What is being asked → Every line of the material is to be repeated exactly as it stands.

Material supplied →
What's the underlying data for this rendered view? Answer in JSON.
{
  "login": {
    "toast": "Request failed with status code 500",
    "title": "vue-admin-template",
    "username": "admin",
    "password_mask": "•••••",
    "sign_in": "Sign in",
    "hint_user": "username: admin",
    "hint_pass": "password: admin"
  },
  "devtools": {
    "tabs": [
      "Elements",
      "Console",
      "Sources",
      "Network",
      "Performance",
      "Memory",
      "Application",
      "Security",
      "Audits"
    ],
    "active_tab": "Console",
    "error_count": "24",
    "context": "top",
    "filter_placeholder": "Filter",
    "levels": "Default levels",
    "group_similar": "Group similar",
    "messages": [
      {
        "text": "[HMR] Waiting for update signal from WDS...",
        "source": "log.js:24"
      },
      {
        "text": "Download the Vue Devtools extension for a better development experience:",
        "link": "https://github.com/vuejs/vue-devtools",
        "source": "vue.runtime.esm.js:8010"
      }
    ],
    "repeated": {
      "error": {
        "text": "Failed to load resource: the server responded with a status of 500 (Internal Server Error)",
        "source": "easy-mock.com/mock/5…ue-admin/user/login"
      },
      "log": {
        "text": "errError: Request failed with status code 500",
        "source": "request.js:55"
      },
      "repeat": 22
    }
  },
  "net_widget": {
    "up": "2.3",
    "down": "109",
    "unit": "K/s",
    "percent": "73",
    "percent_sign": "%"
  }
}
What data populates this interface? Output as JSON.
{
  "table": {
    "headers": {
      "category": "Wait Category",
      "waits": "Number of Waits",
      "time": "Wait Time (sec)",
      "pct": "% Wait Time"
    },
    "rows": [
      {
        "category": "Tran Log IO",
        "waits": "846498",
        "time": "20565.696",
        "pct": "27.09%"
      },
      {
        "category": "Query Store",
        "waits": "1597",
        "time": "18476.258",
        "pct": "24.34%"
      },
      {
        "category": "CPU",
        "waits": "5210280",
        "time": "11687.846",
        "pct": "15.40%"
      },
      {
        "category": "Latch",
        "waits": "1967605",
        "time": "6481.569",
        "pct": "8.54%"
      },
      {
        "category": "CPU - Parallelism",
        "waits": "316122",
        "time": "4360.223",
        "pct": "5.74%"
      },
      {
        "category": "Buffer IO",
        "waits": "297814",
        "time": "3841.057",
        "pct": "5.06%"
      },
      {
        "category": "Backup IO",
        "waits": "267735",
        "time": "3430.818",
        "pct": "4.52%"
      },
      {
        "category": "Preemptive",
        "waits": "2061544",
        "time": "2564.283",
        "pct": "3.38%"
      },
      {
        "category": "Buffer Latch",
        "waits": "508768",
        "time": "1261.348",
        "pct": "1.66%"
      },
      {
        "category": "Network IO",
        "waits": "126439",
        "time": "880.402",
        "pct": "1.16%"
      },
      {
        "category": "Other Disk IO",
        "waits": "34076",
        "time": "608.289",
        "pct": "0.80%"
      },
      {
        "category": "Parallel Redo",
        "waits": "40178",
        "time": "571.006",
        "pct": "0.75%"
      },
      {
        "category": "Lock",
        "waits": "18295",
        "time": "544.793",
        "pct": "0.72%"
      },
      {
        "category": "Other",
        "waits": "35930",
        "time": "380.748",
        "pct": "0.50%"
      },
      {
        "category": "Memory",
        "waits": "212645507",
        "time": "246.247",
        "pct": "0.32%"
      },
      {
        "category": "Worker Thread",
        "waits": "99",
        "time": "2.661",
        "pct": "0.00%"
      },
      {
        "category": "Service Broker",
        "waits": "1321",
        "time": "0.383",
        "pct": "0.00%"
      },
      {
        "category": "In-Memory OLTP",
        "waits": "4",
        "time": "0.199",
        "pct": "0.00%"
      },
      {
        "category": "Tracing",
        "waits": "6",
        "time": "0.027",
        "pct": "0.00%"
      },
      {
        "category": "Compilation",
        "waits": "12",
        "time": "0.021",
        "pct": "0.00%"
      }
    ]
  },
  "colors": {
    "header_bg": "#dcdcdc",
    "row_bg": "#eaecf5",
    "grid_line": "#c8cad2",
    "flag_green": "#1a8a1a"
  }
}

Solution to this exercise →
What's the underlying data for this rendered view? Answer in JSON.
{
  "login": {
    "toast": "Request failed with status code 500",
    "title": "vue-admin-template",
    "username": "admin",
    "password_mask": "•••••",
    "sign_in": "Sign in",
    "hint_user": "username: admin",
    "hint_pass": "password: admin"
  },
  "devtools": {
    "tabs": [
      "Elements",
      "Console",
      "Sources",
      "Network",
      "Performance",
      "Memory",
      "Application",
      "Security",
      "Audits"
    ],
    "active_tab": "Console",
    "error_count": "24",
    "context": "top",
    "filter_placeholder": "Filter",
    "levels": "Default levels",
    "group_similar": "Group similar",
    "messages": [
      {
        "text": "[HMR] Waiting for update signal from WDS...",
        "source": "log.js:24"
      },
      {
        "text": "Download the Vue Devtools extension for a better development experience:",
        "link": "https://github.com/vuejs/vue-devtools",
        "source": "vue.runtime.esm.js:8010"
      }
    ],
    "repeated": {
      "error": {
        "text": "Failed to load resource: the server responded with a status of 500 (Internal Server Error)",
        "source": "easy-mock.com/mock/5…ue-admin/user/login"
      },
      "log": {
        "text": "errError: Request failed with status code 500",
        "source": "request.js:55"
      },
      "repeat": 22
    }
  },
  "net_widget": {
    "up": "2.3",
    "down": "109",
    "unit": "K/s",
    "percent": "73",
    "percent_sign": "%"
  }
}
What data populates this interface? Output as JSON.
{
  "table": {
    "headers": {
      "category": "Wait Category",
      "waits": "Number of Waits",
      "time": "Wait Time (sec)",
      "pct": "% Wait Time"
    },
    "rows": [
      {
        "category": "Tran Log IO",
        "waits": "846498",
        "time": "20565.696",
        "pct": "27.09%"
      },
      {
        "category": "Query Store",
        "waits": "1597",
        "time": "18476.258",
        "pct": "24.34%"
      },
      {
        "category": "CPU",
        "waits": "5210280",
        "time": "11687.846",
        "pct": "15.40%"
      },
      {
        "category": "Latch",
        "waits": "1967605",
        "time": "6481.569",
        "pct": "8.54%"
      },
      {
        "category": "CPU - Parallelism",
        "waits": "316122",
        "time": "4360.223",
        "pct": "5.74%"
      },
      {
        "category": "Buffer IO",
        "waits": "297814",
        "time": "3841.057",
        "pct": "5.06%"
      },
      {
        "category": "Backup IO",
        "waits": "267735",
        "time": "3430.818",
        "pct": "4.52%"
      },
      {
        "category": "Preemptive",
        "waits": "2061544",
        "time": "2564.283",
        "pct": "3.38%"
      },
      {
        "category": "Buffer Latch",
        "waits": "508768",
        "time": "1261.348",
        "pct": "1.66%"
      },
      {
        "category": "Network IO",
        "waits": "126439",
        "time": "880.402",
        "pct": "1.16%"
      },
      {
        "category": "Other Disk IO",
        "waits": "34076",
        "time": "608.289",
        "pct": "0.80%"
      },
      {
        "category": "Parallel Redo",
        "waits": "40178",
        "time": "571.006",
        "pct": "0.75%"
      },
      {
        "category": "Lock",
        "waits": "18295",
        "time": "544.793",
        "pct": "0.72%"
      },
      {
        "category": "Other",
        "waits": "35930",
        "time": "380.748",
        "pct": "0.50%"
      },
      {
        "category": "Memory",
        "waits": "212645507",
        "time": "246.247",
        "pct": "0.32%"
      },
      {
        "category": "Worker Thread",
        "waits": "99",
        "time": "2.661",
        "pct": "0.00%"
      },
      {
        "category": "Service Broker",
        "waits": "1321",
        "time": "0.383",
        "pct": "0.00%"
      },
      {
        "category": "In-Memory OLTP",
        "waits": "4",
        "time": "0.199",
        "pct": "0.00%"
      },
      {
        "category": "Tracing",
        "waits": "6",
        "time": "0.027",
        "pct": "0.00%"
      },
      {
        "category": "Compilation",
        "waits": "12",
        "time": "0.021",
        "pct": "0.00%"
      }
    ]
  },
  "colors": {
    "header_bg": "#dcdcdc",
    "row_bg": "#eaecf5",
    "grid_line": "#c8cad2",
    "flag_green": "#1a8a1a"
  }
}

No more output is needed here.